Our installation is a series of shell like structures, each of which can fit a single person. All of the shells are interconnected with viewing tubes. Inside the user will be expected to rotate a section that allows a view into a single tube at one time – a bit like a window. When two shells have windows that are aligned the users will see each other and may interact. This continues until one moves their section. Through this simple activity we hope to create countless new interactions between strangers that otherwise would not have taken place. These interactions in some small way will create a sense of trust between the participants.
Why is it worth seeing this installation?
Rather being something that you merely observe, this installation will be highly interactive and participatory. The experience of using the piece should be fun but also provocative as it challenges normal behaviour in public spaces. Like many of our works the piece will also be highly sculptural and colourful so we hope to see lots of pictures on Instagram!
How can design add trust and openness?

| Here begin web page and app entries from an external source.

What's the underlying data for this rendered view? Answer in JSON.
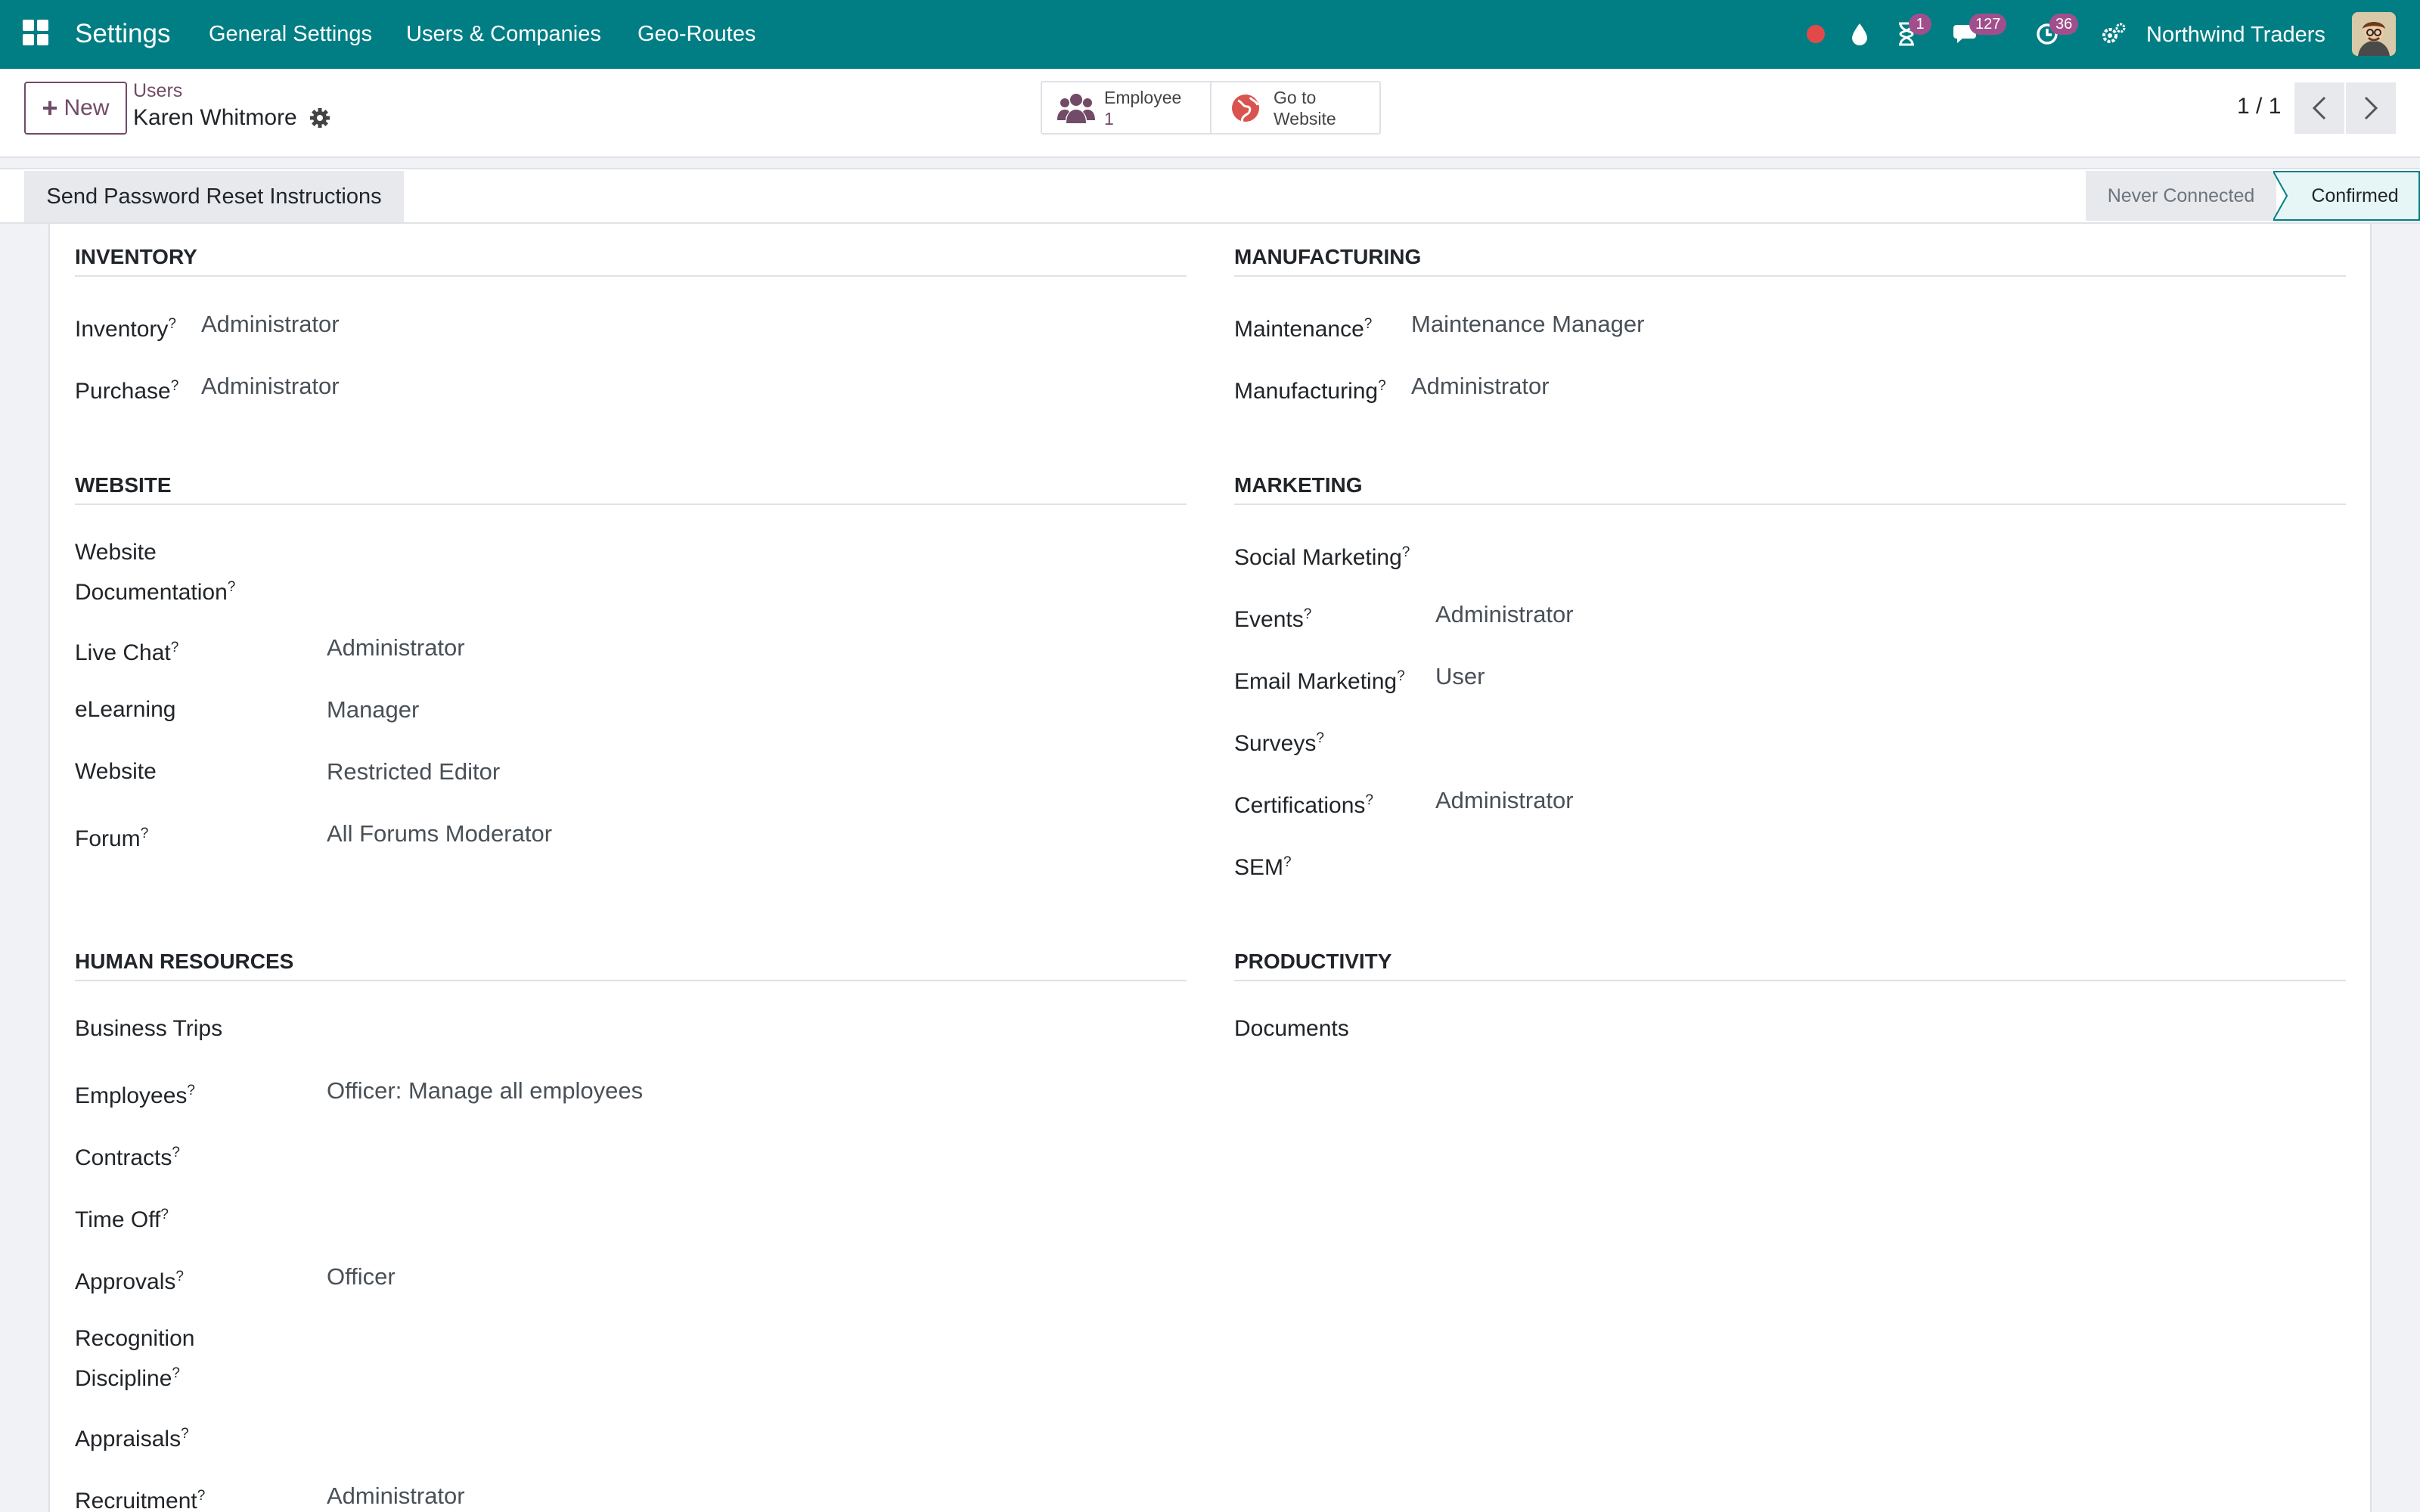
{
  "navbar": {
    "brand": "Settings",
    "menu": [
      "General Settings",
      "Users & Companies",
      "Geo-Routes"
    ],
    "badges": {
      "activities_timer": "1",
      "messages": "127",
      "activities": "36"
    },
    "company": "Northwind Traders"
  },
  "control": {
    "new_label": "New",
    "breadcrumb_parent": "Users",
    "breadcrumb_current": "Karen Whitmore",
    "smart_employee_label": "Employee",
    "smart_employee_count": "1",
    "smart_website_line1": "Go to",
    "smart_website_line2": "Website",
    "pager": "1 / 1"
  },
  "status": {
    "reset_button": "Send Password Reset Instructions",
    "stages": [
      "Never Connected",
      "Confirmed"
    ]
  },
  "groups": {
    "inventory": {
      "title": "INVENTORY",
      "fields": [
        {
          "label": "Inventory",
          "value": "Administrator"
        },
        {
          "label": "Purchase",
          "value": "Administrator"
        }
      ]
    },
    "manufacturing": {
      "title": "MANUFACTURING",
      "fields": [
        {
          "label": "Maintenance",
          "value": "Maintenance Manager"
        },
        {
          "label": "Manufacturing",
          "value": "Administrator"
        }
      ]
    },
    "website": {
      "title": "WEBSITE",
      "fields": [
        {
          "label_line1": "Website",
          "label_line2": "Documentation",
          "value": ""
        },
        {
          "label": "Live Chat",
          "value": "Administrator"
        },
        {
          "label": "eLearning",
          "value": "Manager"
        },
        {
          "label": "Website",
          "value": "Restricted Editor"
        },
        {
          "label": "Forum",
          "value": "All Forums Moderator"
        }
      ]
    },
    "marketing": {
      "title": "MARKETING",
      "fields": [
        {
          "label": "Social Marketing",
          "value": ""
        },
        {
          "label": "Events",
          "value": "Administrator"
        },
        {
          "label": "Email Marketing",
          "value": "User"
        },
        {
          "label": "Surveys",
          "value": ""
        },
        {
          "label": "Certifications",
          "value": "Administrator"
        },
        {
          "label": "SEM",
          "value": ""
        }
      ]
    },
    "hr": {
      "title": "HUMAN RESOURCES",
      "fields": [
        {
          "label": "Business Trips",
          "value": ""
        },
        {
          "label": "Employees",
          "value": "Officer: Manage all employees"
        },
        {
          "label": "Contracts",
          "value": ""
        },
        {
          "label": "Time Off",
          "value": ""
        },
        {
          "label": "Approvals",
          "value": "Officer"
        },
        {
          "label_line1": "Recognition",
          "label_line2": "Discipline",
          "value": ""
        },
        {
          "label": "Appraisals",
          "value": ""
        },
        {
          "label": "Recruitment",
          "value": "Administrator"
        }
      ]
    },
    "productivity": {
      "title": "PRODUCTIVITY",
      "fields": [
        {
          "label": "Documents",
          "value": ""
        }
      ]
    }
  },
  "help_marker": "?",
  "colors": {
    "navbar": "#017e84",
    "primary": "#714b67",
    "status_active": "#e6f6f7",
    "badge": "#a14f8c"
  }
}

The increasing concern about safety in the public realm means that it might be hard to trust strangers we encounter. We feel that design can be a means by which people can start conversations and empathise with others. Good examples have emerged from Danish group Super flex who installed a public space in Copenhagen that uses elements from all over the world within the landscape, this builds understanding of others cultures and supports a multi-cultural society. Another different example, also by Super flex currently in the Tate Modern Turbine Hall, is an installation that uses many 3 person swings. This encourages collaboration and interaction to build momentum on the swing. We hope our piece at Helsinki Design Week will build on these types of design projects.